“If there is a significant outbreak or, I do not hope this to happen but, a pandemic of this kind of infectious disease, we really have to think about holding this kind of large event, is it feasible or not?” said Norio Ohmagari.
Fear, then, is partly driving demand for whatever protection people can get, but even before the virus arrived masks were a common accessory in Japan and China. People have been wearing them for decades to avoid spreading germs as a courtesy during cold and flu season.
Millions more began using them to keep pollen from streaming eyes and noses. Sales leapt in 2002-03 during the Sars epidemic and subsequent flu outbreaks. They were even widely donned in 2011 during the Fukushima nuclear crisis.
But the stampede for masks during the coronavirus crisis is puzzling to some given that their effectiveness is questionable, at best. As a prophylactic against germs and viruses, masks may be about as effective as garlic and crucifixes.
Writing in the New York Times recently, Christos Lynteris, a medical anthropologist at the University of St Andrews in Scotland, says the reason for donning masks may be at least as much social as medical.
Mask culture fosters solidarity and “a sense of a fate shared, mutual obligation and civic duty”, he says. “It brings together people faced with a common threat and helps mitigate one of the secondary dangers posed by an epidemic: the breakdown of social norms.”
If holding chaos at bay is a good cause, it’s also good business for manufacturers. The Nikkei business newspaper says factories in Japan are now churning out 400 million masks per month, and even that might not be enough. Prime Minister Abe said 600 million would be needed and insisted he would assume responsibility for oversupply.
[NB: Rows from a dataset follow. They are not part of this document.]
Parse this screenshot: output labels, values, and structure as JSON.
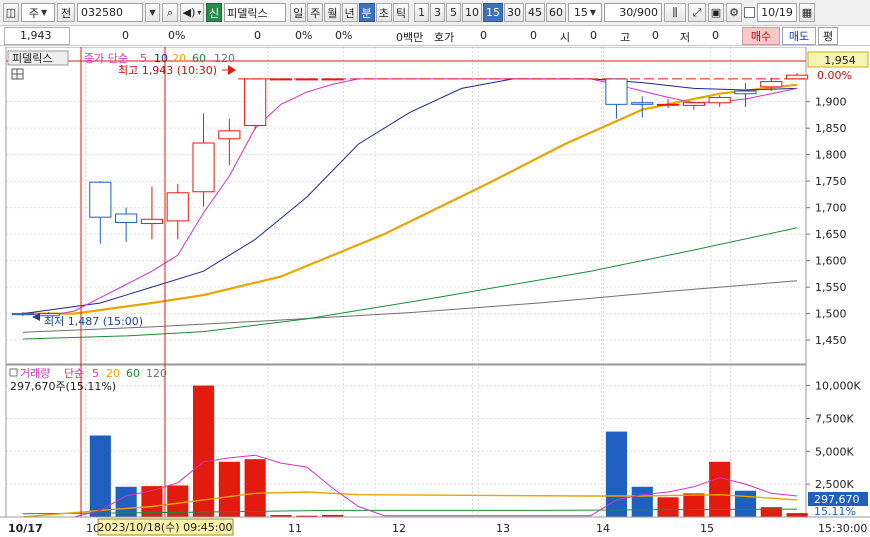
{
  "toolbar": {
    "type_select": "주",
    "prev_label": "전",
    "code": "032580",
    "new_badge": "신",
    "stock_name": "피델릭스",
    "periods": [
      "일",
      "주",
      "월",
      "년",
      "분",
      "초",
      "틱"
    ],
    "active_period": "분",
    "intervals": [
      "1",
      "3",
      "5",
      "10",
      "15",
      "30",
      "45",
      "60"
    ],
    "active_interval": "15",
    "interval_select": "15",
    "count": "30/900",
    "date": "10/19"
  },
  "inforow": {
    "price": "1,943",
    "v1": "0",
    "v2": "0%",
    "v3": "0",
    "v4": "0%",
    "v5": "0%",
    "v6": "0백만",
    "hoga_label": "호가",
    "hoga_v1": "0",
    "hoga_v2": "0",
    "si_label": "시",
    "si_value": "0",
    "go_label": "고",
    "go_value": "0",
    "jeo_label": "저",
    "jeo_value": "0",
    "buy_label": "매수",
    "sell_label": "매도",
    "eval_label": "평"
  },
  "price_panel": {
    "stock_label": "피델릭스",
    "legend_title": "종가 단순",
    "legend_periods": [
      "5",
      "10",
      "20",
      "60",
      "120"
    ],
    "high_annotation": "최고 1,943 (10:30)",
    "low_annotation": "최저 1,487 (15:00)",
    "current_price": "1,954",
    "current_pct": "0.00%"
  },
  "volume_panel": {
    "legend_title": "거래량",
    "legend_sub": "단순",
    "legend_periods": [
      "5",
      "20",
      "60",
      "120"
    ],
    "summary": "297,670주(15.11%)",
    "current_volume": "297,670",
    "current_pct": "15.11%"
  },
  "axis": {
    "start_date": "10/17",
    "crosshair_time": "2023/10/18(수) 09:45:00",
    "end_time": "15:30:00"
  },
  "colors": {
    "up": "#e31b0e",
    "down": "#1f5fc0",
    "ma5": "#d62fc4",
    "ma10": "#1a2a8c",
    "ma20": "#e8a500",
    "ma60": "#1e8a3c",
    "ma120": "#707070"
  },
  "chart_data": {
    "type": "candlestick",
    "price_ylim": [
      1420,
      1990
    ],
    "price_ticks": [
      1450,
      1500,
      1550,
      1600,
      1650,
      1700,
      1750,
      1800,
      1850,
      1900
    ],
    "volume_ylim": [
      0,
      10500
    ],
    "volume_ticks_k": [
      2500,
      5000,
      7500,
      10000
    ],
    "x_labels": [
      "10",
      "11",
      "12",
      "13",
      "14",
      "15"
    ],
    "candles": [
      {
        "i": 0,
        "o": 1500,
        "h": 1503,
        "l": 1495,
        "c": 1498,
        "v": 0
      },
      {
        "i": 1,
        "o": 1500,
        "h": 1503,
        "l": 1495,
        "c": 1496,
        "v": 0
      },
      {
        "i": 3,
        "o": 1748,
        "h": 1750,
        "l": 1632,
        "c": 1682,
        "v": 6200
      },
      {
        "i": 4,
        "o": 1688,
        "h": 1700,
        "l": 1635,
        "c": 1672,
        "v": 2300
      },
      {
        "i": 5,
        "o": 1670,
        "h": 1740,
        "l": 1640,
        "c": 1678,
        "v": 2350
      },
      {
        "i": 6,
        "o": 1675,
        "h": 1745,
        "l": 1640,
        "c": 1728,
        "v": 2400
      },
      {
        "i": 7,
        "o": 1730,
        "h": 1878,
        "l": 1702,
        "c": 1822,
        "v": 10000
      },
      {
        "i": 8,
        "o": 1830,
        "h": 1868,
        "l": 1780,
        "c": 1845,
        "v": 4200
      },
      {
        "i": 9,
        "o": 1855,
        "h": 1943,
        "l": 1848,
        "c": 1943,
        "v": 4400
      },
      {
        "i": 10,
        "o": 1943,
        "h": 1943,
        "l": 1943,
        "c": 1943,
        "v": 150
      },
      {
        "i": 11,
        "o": 1943,
        "h": 1943,
        "l": 1943,
        "c": 1943,
        "v": 100
      },
      {
        "i": 12,
        "o": 1943,
        "h": 1943,
        "l": 1943,
        "c": 1943,
        "v": 160
      },
      {
        "i": 23,
        "o": 1943,
        "h": 1943,
        "l": 1868,
        "c": 1895,
        "v": 6500
      },
      {
        "i": 24,
        "o": 1898,
        "h": 1910,
        "l": 1870,
        "c": 1895,
        "v": 2300
      },
      {
        "i": 25,
        "o": 1895,
        "h": 1905,
        "l": 1888,
        "c": 1895,
        "v": 1500
      },
      {
        "i": 26,
        "o": 1893,
        "h": 1900,
        "l": 1885,
        "c": 1898,
        "v": 1800
      },
      {
        "i": 27,
        "o": 1898,
        "h": 1912,
        "l": 1890,
        "c": 1908,
        "v": 4200
      },
      {
        "i": 28,
        "o": 1920,
        "h": 1935,
        "l": 1890,
        "c": 1915,
        "v": 2000
      },
      {
        "i": 29,
        "o": 1928,
        "h": 1945,
        "l": 1920,
        "c": 1938,
        "v": 750
      },
      {
        "i": 30,
        "o": 1943,
        "h": 1954,
        "l": 1943,
        "c": 1950,
        "v": 298
      }
    ],
    "ma5": [
      [
        0,
        1500
      ],
      [
        1,
        1496
      ],
      [
        2,
        1505
      ],
      [
        3,
        1530
      ],
      [
        4,
        1555
      ],
      [
        5,
        1580
      ],
      [
        6,
        1610
      ],
      [
        7,
        1690
      ],
      [
        8,
        1760
      ],
      [
        9,
        1850
      ],
      [
        10,
        1895
      ],
      [
        11,
        1918
      ],
      [
        12,
        1933
      ],
      [
        13,
        1943
      ],
      [
        22,
        1943
      ],
      [
        23,
        1932
      ],
      [
        24,
        1920
      ],
      [
        25,
        1908
      ],
      [
        26,
        1898
      ],
      [
        27,
        1900
      ],
      [
        28,
        1905
      ],
      [
        29,
        1915
      ],
      [
        30,
        1925
      ]
    ],
    "ma10": [
      [
        0,
        1500
      ],
      [
        3,
        1520
      ],
      [
        5,
        1550
      ],
      [
        7,
        1580
      ],
      [
        9,
        1640
      ],
      [
        11,
        1720
      ],
      [
        13,
        1820
      ],
      [
        15,
        1880
      ],
      [
        17,
        1925
      ],
      [
        19,
        1943
      ],
      [
        22,
        1943
      ],
      [
        24,
        1936
      ],
      [
        26,
        1925
      ],
      [
        28,
        1922
      ],
      [
        30,
        1925
      ]
    ],
    "ma20": [
      [
        0,
        1500
      ],
      [
        2,
        1500
      ],
      [
        5,
        1520
      ],
      [
        7,
        1535
      ],
      [
        10,
        1570
      ],
      [
        14,
        1650
      ],
      [
        18,
        1745
      ],
      [
        21,
        1820
      ],
      [
        24,
        1885
      ],
      [
        27,
        1915
      ],
      [
        30,
        1932
      ]
    ],
    "ma60": [
      [
        0,
        1452
      ],
      [
        4,
        1458
      ],
      [
        7,
        1466
      ],
      [
        11,
        1490
      ],
      [
        16,
        1530
      ],
      [
        22,
        1580
      ],
      [
        26,
        1620
      ],
      [
        30,
        1662
      ]
    ],
    "ma120": [
      [
        0,
        1465
      ],
      [
        5,
        1475
      ],
      [
        10,
        1488
      ],
      [
        15,
        1502
      ],
      [
        20,
        1520
      ],
      [
        25,
        1542
      ],
      [
        30,
        1562
      ]
    ],
    "vma5": [
      [
        0,
        0
      ],
      [
        2,
        10
      ],
      [
        3,
        500
      ],
      [
        4,
        1600
      ],
      [
        5,
        2000
      ],
      [
        6,
        2600
      ],
      [
        7,
        4200
      ],
      [
        8,
        4500
      ],
      [
        9,
        4700
      ],
      [
        10,
        4100
      ],
      [
        11,
        3800
      ],
      [
        12,
        2200
      ],
      [
        13,
        800
      ],
      [
        14,
        100
      ],
      [
        22,
        100
      ],
      [
        23,
        1300
      ],
      [
        24,
        1700
      ],
      [
        25,
        1900
      ],
      [
        26,
        2300
      ],
      [
        27,
        3000
      ],
      [
        28,
        2500
      ],
      [
        29,
        1800
      ],
      [
        30,
        1600
      ]
    ],
    "vma20": [
      [
        0,
        0
      ],
      [
        3,
        500
      ],
      [
        5,
        800
      ],
      [
        7,
        1300
      ],
      [
        9,
        1800
      ],
      [
        11,
        1900
      ],
      [
        13,
        1700
      ],
      [
        22,
        1600
      ],
      [
        24,
        1600
      ],
      [
        27,
        1700
      ],
      [
        30,
        1300
      ]
    ],
    "vma60": [
      [
        0,
        250
      ],
      [
        6,
        350
      ],
      [
        12,
        500
      ],
      [
        20,
        500
      ],
      [
        30,
        600
      ]
    ]
  }
}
Even if the coronavirus runs out of steam next month, the stockpiles will be held over until the next medical emergency. Most people say the same thing – better to wear one, “just in case”.